### [Task statement]
Each line from the material with the word "number" in it must be copied.

** Opening Dataset excerpts block **

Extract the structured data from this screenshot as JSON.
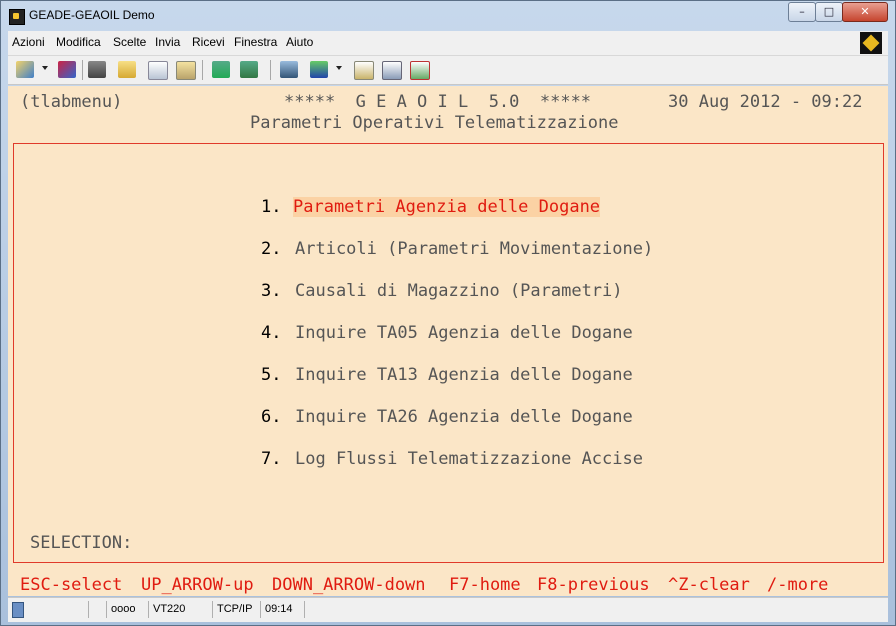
{
  "window": {
    "title": "GEADE-GEAOIL Demo",
    "controls": {
      "minimize": "–",
      "maximize": "□",
      "close": "✕"
    }
  },
  "menubar": {
    "items": [
      {
        "label": "Azioni"
      },
      {
        "label": "Modifica"
      },
      {
        "label": "Scelte"
      },
      {
        "label": "Invia"
      },
      {
        "label": "Ricevi"
      },
      {
        "label": "Finestra"
      },
      {
        "label": "Aiuto"
      }
    ]
  },
  "toolbar": {
    "icons": [
      "new-session-icon",
      "disconnect-icon",
      "print-icon",
      "open-folder-icon",
      "copy-icon",
      "paste-icon",
      "send-file-icon",
      "receive-file-icon",
      "book-icon",
      "font-icon",
      "settings-icon",
      "clipboard-icon",
      "macro-icon"
    ]
  },
  "terminal": {
    "program": "(tlabmenu)",
    "banner": "*****  G E A O I L  5.0  *****",
    "datetime": "30 Aug 2012 - 09:22",
    "subtitle": "Parametri Operativi Telematizzazione",
    "menu": [
      {
        "number": "1.",
        "label": "Parametri Agenzia delle Dogane",
        "selected": true
      },
      {
        "number": "2.",
        "label": "Articoli (Parametri Movimentazione)"
      },
      {
        "number": "3.",
        "label": "Causali di Magazzino (Parametri)"
      },
      {
        "number": "4.",
        "label": "Inquire TA05 Agenzia delle Dogane"
      },
      {
        "number": "5.",
        "label": "Inquire TA13 Agenzia delle Dogane"
      },
      {
        "number": "6.",
        "label": "Inquire TA26 Agenzia delle Dogane"
      },
      {
        "number": "7.",
        "label": "Log Flussi Telematizzazione Accise"
      }
    ],
    "selection_label": "SELECTION:",
    "keys": [
      "ESC-select",
      "UP_ARROW-up",
      "DOWN_ARROW-down",
      "F7-home",
      "F8-previous",
      "^Z-clear",
      "/-more"
    ],
    "colors": {
      "background": "#fbe6c7",
      "highlight": "#e01b10",
      "highlight_bg": "#fbd2a4",
      "text": "#555555"
    }
  },
  "statusbar": {
    "indicators": "oooo",
    "terminal_type": "VT220",
    "protocol": "TCP/IP",
    "time": "09:14"
  }
}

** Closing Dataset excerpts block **

### [Exercise answer]
        "number": "1.",
        "number": "2.",
        "number": "3.",
        "number": "4.",
        "number": "5.",
        "number": "6.",
        "number": "7.",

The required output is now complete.